Once an investor has worked through the process of investing his or her capital in an EB-5 project, Form I-526, Immigrant Petition by Alien Entrepreneur, must be submitted to USCIS for approval.
This petition and supporting documentation must demonstrate that the investor has invested the appropriate amount of capital in an NCE that will generate or maintain the necessary jobs to meet the EB-5 program’s employment requirement, and that the investor will be sufficiently engaged in the management of that enterprise.
For the purposes of the EB-5 Visa Program, sufficient engagement entails either direct, day-to-day management in the NCE or a role in its policy formulation. NCEs are often structured as limited partnerships, in which case EB-5 investors are considered sufficiently engaged by virtue of their role as limited partners.
USCIS also expects thorough documentation that proves the investor’s funds were lawfully obtained.
Obtain Conditional Permanent Resident Status

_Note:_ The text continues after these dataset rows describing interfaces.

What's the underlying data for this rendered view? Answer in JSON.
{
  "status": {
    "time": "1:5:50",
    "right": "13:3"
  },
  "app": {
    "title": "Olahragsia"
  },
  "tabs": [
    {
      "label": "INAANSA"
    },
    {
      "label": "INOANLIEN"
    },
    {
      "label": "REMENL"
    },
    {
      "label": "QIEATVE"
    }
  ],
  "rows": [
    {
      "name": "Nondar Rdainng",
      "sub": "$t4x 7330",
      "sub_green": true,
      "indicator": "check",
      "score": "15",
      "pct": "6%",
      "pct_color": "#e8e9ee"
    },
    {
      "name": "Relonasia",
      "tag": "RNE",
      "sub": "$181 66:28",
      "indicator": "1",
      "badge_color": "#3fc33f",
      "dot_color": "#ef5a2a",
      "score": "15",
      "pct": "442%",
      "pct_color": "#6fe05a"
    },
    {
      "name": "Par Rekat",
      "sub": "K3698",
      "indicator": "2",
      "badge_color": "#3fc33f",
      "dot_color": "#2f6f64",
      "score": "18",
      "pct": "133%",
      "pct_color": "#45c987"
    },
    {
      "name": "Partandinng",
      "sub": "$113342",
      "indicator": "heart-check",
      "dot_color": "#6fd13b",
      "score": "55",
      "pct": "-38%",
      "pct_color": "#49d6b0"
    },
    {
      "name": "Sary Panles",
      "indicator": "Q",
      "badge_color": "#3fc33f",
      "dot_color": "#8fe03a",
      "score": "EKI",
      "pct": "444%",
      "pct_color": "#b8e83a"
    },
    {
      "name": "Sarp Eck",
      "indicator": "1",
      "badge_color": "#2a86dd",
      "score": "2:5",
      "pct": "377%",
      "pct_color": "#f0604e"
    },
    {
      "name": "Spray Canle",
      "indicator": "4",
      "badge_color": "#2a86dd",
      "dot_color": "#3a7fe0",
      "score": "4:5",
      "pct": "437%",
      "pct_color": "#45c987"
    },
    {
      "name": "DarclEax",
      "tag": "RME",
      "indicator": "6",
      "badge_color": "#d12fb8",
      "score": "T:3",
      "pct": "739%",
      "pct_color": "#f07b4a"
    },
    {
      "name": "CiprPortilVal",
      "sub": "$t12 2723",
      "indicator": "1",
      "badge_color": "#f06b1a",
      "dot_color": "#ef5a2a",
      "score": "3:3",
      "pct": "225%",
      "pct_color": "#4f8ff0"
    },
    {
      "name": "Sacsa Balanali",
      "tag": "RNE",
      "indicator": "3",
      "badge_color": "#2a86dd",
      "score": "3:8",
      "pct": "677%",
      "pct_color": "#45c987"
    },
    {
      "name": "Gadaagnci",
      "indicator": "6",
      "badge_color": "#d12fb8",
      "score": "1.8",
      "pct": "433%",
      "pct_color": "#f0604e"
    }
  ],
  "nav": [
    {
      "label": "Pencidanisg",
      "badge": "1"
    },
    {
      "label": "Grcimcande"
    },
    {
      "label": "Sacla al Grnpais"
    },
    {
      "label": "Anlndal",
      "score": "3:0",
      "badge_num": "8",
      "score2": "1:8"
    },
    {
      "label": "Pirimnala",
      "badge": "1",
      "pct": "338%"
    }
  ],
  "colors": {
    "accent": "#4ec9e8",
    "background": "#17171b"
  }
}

Once the I-526 Petition is approved by USCIS, the foreign investor must go through the process of obtaining his or her EB-5 Visa (Green Card). For investors living outside the U.S., this involves submitting Form DS-230 to the U.S. National Visa Center and being processed through the U.S. consulate or embassy in their home nation. Investors legally residing in the U.S. under a different immigrant status must submit Form I-485 to change their status to conditional permanent resident.
The EB-5 program enables investors to obtain Green Cards for themselves, their spouses, and any children who at the time of filing Form I-526 are unmarried and under age 21.
The status afforded EB-5 investors at this stage is conditional and lasts for only two years.
Maintain the NCE and Investment during the Conditional Period
In order for the conditions to ultimately be removed at the end of the two-year conditional period, the investor must be able to demonstrate that the NCE he or she invested in and the investment itself were maintained throughout this time.
Limit Travel Abroad
Permanent resident status is contingent on actual residence within the U.S. If the government suspects a permanent resident does not intend to reside in the U.S., his or her status may be revoked. In general, permanent residents may spend time abroad as long as they are in the U.S. for at least six months per year.
Submit Form I-829
At the end of the two-year conditional period, the EB-5 investor must submit Form I-829, Petition by Entrepreneur to Remove Conditions. This petition must be submitted within the last 90 days of the two-year period.
The purpose of Form I-829 is to demonstrate to USCIS that all the requirements of the EB-5 Visa program have been met. Therefore, the petition and its accompanying documentation must clearly show that the required amount of capital was invested in an NCE that actually created or sustained the necessary number of jobs to meet the employment requirement.
Once USCIS approves an investor’s I-829 Petition, the investor and his or her family become lawful permanent residents. Five years after receiving the initial conditional permanent resident status, the investor and his or her family may apply for U.S. citizenship.